Brief — The data below is to be retyped exactly, line by line.

Data about app and page elements
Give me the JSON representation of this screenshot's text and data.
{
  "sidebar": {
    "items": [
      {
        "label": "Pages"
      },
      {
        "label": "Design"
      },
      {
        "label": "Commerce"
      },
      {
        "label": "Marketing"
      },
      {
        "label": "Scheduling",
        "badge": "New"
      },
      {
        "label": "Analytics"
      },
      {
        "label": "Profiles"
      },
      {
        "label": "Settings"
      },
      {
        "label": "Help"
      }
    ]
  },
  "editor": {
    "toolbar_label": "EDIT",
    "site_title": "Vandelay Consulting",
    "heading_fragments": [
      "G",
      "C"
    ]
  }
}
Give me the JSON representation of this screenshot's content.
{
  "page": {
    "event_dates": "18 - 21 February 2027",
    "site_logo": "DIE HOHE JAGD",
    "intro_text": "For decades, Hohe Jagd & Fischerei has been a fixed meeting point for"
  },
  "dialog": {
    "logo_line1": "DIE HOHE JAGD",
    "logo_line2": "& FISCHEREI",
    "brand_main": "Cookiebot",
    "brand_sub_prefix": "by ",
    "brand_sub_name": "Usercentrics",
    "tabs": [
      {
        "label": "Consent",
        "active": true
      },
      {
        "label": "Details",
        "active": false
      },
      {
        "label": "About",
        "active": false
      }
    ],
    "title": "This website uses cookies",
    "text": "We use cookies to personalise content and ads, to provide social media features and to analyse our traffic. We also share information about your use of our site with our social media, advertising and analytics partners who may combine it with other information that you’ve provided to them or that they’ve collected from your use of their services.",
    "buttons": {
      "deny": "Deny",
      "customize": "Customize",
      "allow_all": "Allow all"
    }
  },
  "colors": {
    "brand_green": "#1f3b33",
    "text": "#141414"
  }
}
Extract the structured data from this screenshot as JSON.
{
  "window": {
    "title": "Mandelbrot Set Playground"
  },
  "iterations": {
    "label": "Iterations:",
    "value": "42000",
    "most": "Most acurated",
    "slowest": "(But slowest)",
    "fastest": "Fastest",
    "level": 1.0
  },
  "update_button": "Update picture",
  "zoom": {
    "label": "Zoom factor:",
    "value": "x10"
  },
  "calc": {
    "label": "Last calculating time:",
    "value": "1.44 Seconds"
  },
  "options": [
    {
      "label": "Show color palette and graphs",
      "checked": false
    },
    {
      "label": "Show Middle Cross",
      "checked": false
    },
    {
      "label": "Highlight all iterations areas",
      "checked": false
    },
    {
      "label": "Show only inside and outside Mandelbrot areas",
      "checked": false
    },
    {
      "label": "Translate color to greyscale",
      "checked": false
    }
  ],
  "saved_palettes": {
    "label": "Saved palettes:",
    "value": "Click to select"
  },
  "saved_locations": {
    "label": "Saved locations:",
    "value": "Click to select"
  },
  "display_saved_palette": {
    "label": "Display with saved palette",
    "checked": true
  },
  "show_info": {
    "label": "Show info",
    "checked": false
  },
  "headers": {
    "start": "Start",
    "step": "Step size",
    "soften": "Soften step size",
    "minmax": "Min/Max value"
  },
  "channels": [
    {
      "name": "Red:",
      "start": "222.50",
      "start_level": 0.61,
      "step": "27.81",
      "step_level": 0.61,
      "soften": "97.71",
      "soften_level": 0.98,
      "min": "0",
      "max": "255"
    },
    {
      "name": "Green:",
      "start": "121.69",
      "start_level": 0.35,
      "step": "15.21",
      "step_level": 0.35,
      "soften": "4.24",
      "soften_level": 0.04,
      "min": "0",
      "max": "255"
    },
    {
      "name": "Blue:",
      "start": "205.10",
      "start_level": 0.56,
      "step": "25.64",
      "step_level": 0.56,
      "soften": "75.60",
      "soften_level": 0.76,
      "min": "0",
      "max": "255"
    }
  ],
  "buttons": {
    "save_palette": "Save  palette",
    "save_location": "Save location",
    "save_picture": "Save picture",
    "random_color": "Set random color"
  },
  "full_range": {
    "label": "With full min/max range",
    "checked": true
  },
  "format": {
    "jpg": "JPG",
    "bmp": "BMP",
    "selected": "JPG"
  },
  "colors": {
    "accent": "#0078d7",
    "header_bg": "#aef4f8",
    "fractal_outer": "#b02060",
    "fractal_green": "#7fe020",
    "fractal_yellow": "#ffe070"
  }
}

Answer to this problem —
Give me the JSON representation of this screenshot's text and data.
{
  "sidebar": {
    "items": [
      {
        "label": "Pages"
      },
      {
        "label": "Design"
      },
      {
        "label": "Commerce"
      },
      {
        "label": "Marketing"
      },
      {
        "label": "Scheduling",
        "badge": "New"
      },
      {
        "label": "Analytics"
      },
      {
        "label": "Profiles"
      },
      {
        "label": "Settings"
      },
      {
        "label": "Help"
      }
    ]
  },
  "editor": {
    "toolbar_label": "EDIT",
    "site_title": "Vandelay Consulting",
    "heading_fragments": [
      "G",
      "C"
    ]
  }
}
Give me the JSON representation of this screenshot's content.
{
  "page": {
    "event_dates": "18 - 21 February 2027",
    "site_logo": "DIE HOHE JAGD",
    "intro_text": "For decades, Hohe Jagd & Fischerei has been a fixed meeting point for"
  },
  "dialog": {
    "logo_line1": "DIE HOHE JAGD",
    "logo_line2": "& FISCHEREI",
    "brand_main": "Cookiebot",
    "brand_sub_prefix": "by ",
    "brand_sub_name": "Usercentrics",
    "tabs": [
      {
        "label": "Consent",
        "active": true
      },
      {
        "label": "Details",
        "active": false
      },
      {
        "label": "About",
        "active": false
      }
    ],
    "title": "This website uses cookies",
    "text": "We use cookies to personalise content and ads, to provide social media features and to analyse our traffic. We also share information about your use of our site with our social media, advertising and analytics partners who may combine it with other information that you’ve provided to them or that they’ve collected from your use of their services.",
    "buttons": {
      "deny": "Deny",
      "customize": "Customize",
      "allow_all": "Allow all"
    }
  },
  "colors": {
    "brand_green": "#1f3b33",
    "text": "#141414"
  }
}
Extract the structured data from this screenshot as JSON.
{
  "window": {
    "title": "Mandelbrot Set Playground"
  },
  "iterations": {
    "label": "Iterations:",
    "value": "42000",
    "most": "Most acurated",
    "slowest": "(But slowest)",
    "fastest": "Fastest",
    "level": 1.0
  },
  "update_button": "Update picture",
  "zoom": {
    "label": "Zoom factor:",
    "value": "x10"
  },
  "calc": {
    "label": "Last calculating time:",
    "value": "1.44 Seconds"
  },
  "options": [
    {
      "label": "Show color palette and graphs",
      "checked": false
    },
    {
      "label": "Show Middle Cross",
      "checked": false
    },
    {
      "label": "Highlight all iterations areas",
      "checked": false
    },
    {
      "label": "Show only inside and outside Mandelbrot areas",
      "checked": false
    },
    {
      "label": "Translate color to greyscale",
      "checked": false
    }
  ],
  "saved_palettes": {
    "label": "Saved palettes:",
    "value": "Click to select"
  },
  "saved_locations": {
    "label": "Saved locations:",
    "value": "Click to select"
  },
  "display_saved_palette": {
    "label": "Display with saved palette",
    "checked": true
  },
  "show_info": {
    "label": "Show info",
    "checked": false
  },
  "headers": {
    "start": "Start",
    "step": "Step size",
    "soften": "Soften step size",
    "minmax": "Min/Max value"
  },
  "channels": [
    {
      "name": "Red:",
      "start": "222.50",
      "start_level": 0.61,
      "step": "27.81",
      "step_level": 0.61,
      "soften": "97.71",
      "soften_level": 0.98,
      "min": "0",
      "max": "255"
    },
    {
      "name": "Green:",
      "start": "121.69",
      "start_level": 0.35,
      "step": "15.21",
      "step_level": 0.35,
      "soften": "4.24",
      "soften_level": 0.04,
      "min": "0",
      "max": "255"
    },
    {
      "name": "Blue:",
      "start": "205.10",
      "start_level": 0.56,
      "step": "25.64",
      "step_level": 0.56,
      "soften": "75.60",
      "soften_level": 0.76,
      "min": "0",
      "max": "255"
    }
  ],
  "buttons": {
    "save_palette": "Save  palette",
    "save_location": "Save location",
    "save_picture": "Save picture",
    "random_color": "Set random color"
  },
  "full_range": {
    "label": "With full min/max range",
    "checked": true
  },
  "format": {
    "jpg": "JPG",
    "bmp": "BMP",
    "selected": "JPG"
  },
  "colors": {
    "accent": "#0078d7",
    "header_bg": "#aef4f8",
    "fractal_outer": "#b02060",
    "fractal_green": "#7fe020",
    "fractal_yellow": "#ffe070"
  }
}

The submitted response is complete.